In Singapore, we are looking to double our reporting team by this year-end to comprehensively cover the fast-moving world of funded startups and VC, PE & M&A deals. We want reporters who can tell our readers what is really happening in these sectors and why it matters to markets, companies and consumers. The ability to write precisely and urgently is crucial for these roles. Ideal candidates must have to ability to work in a collaborative, dynamic, and fast-changing environment. We want our new hires to be digitally savvy and ready to experiment with new forms of storytelling. Most importantly, we are looking for hard-hitting reporters who work well in a team. Collaboration and collegiality are a must.

Following vacancies can be applied for (only in Singapore).

Following vacancies can be applied for (only in Singapore).   

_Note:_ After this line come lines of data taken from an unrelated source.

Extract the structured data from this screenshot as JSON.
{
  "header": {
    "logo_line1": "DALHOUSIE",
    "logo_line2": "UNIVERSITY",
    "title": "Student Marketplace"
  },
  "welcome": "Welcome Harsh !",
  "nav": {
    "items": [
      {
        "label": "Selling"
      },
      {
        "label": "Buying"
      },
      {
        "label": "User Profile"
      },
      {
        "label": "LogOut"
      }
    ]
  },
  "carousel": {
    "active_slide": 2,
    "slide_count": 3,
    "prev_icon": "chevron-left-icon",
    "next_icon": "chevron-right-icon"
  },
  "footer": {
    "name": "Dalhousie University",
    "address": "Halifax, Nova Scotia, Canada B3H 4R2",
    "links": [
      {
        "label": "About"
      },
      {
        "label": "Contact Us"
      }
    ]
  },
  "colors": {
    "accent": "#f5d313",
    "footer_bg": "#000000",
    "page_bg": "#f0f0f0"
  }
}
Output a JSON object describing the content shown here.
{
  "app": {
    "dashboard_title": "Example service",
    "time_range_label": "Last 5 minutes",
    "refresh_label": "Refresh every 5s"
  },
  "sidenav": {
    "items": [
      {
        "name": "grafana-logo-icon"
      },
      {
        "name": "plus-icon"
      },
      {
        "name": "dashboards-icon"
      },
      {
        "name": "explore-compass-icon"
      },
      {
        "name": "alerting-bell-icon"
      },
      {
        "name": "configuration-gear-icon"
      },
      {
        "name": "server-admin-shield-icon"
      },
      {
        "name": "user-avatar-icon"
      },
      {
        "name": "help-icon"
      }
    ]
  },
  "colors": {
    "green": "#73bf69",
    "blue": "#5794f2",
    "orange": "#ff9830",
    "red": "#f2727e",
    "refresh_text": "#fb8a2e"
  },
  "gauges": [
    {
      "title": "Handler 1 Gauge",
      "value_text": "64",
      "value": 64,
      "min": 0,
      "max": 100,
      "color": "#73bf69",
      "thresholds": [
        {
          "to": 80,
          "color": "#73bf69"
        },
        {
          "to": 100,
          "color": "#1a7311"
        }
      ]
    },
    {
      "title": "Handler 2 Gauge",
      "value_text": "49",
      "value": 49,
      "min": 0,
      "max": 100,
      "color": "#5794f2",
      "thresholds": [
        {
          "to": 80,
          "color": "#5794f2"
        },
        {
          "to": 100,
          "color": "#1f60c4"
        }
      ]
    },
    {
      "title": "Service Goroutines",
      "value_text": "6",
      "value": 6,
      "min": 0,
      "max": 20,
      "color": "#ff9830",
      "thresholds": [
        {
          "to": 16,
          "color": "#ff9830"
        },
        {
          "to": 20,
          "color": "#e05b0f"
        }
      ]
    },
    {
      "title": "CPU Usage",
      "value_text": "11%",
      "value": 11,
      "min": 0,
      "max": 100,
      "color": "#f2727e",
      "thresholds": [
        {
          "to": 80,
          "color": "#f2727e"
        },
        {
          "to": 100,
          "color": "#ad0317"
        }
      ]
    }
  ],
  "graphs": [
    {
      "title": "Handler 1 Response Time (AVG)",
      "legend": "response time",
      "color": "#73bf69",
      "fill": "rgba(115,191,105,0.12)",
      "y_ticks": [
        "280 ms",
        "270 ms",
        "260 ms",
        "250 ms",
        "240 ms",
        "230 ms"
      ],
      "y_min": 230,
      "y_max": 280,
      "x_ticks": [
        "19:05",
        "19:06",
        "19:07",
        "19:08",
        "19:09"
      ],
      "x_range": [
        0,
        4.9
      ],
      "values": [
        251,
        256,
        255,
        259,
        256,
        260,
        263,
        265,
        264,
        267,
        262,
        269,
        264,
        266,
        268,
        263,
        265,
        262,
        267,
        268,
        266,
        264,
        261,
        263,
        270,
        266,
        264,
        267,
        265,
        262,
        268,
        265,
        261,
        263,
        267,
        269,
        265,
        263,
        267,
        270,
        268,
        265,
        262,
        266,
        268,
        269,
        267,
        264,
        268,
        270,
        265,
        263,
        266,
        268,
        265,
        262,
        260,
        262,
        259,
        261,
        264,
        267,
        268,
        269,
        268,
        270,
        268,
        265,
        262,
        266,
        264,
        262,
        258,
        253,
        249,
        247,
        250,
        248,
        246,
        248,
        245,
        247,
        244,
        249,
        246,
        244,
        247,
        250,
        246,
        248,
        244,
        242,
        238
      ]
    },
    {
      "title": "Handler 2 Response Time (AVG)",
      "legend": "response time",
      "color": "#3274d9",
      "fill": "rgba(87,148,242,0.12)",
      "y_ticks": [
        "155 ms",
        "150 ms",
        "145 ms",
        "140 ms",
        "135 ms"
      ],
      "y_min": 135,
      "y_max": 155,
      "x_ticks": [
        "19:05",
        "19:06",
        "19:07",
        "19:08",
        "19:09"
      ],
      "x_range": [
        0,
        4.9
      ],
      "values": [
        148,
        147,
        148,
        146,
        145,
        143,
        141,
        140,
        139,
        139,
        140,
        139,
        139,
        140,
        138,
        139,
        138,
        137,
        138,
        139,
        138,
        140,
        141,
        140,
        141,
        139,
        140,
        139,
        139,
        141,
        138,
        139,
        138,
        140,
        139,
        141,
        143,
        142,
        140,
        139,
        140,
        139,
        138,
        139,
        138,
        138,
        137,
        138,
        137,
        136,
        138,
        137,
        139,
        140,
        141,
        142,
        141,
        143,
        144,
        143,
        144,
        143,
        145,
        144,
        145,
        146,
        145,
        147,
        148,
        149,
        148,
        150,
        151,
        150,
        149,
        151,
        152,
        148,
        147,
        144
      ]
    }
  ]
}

  • A reporter to track companies/startups that have raised private capital, and have the potential to become unicorns. SEA currently has over 40 companies with a valuation of over $100 million and under $1 billion.
  • A reporter who can get behind the scenes and reveal how funding rounds are put together, or why they’ve failed to materialise. She/he in this role will largely focus on long-format stories. 
  • A journalist to track special situations funds, distressed debt and private credit (from the PE angle) across Asia.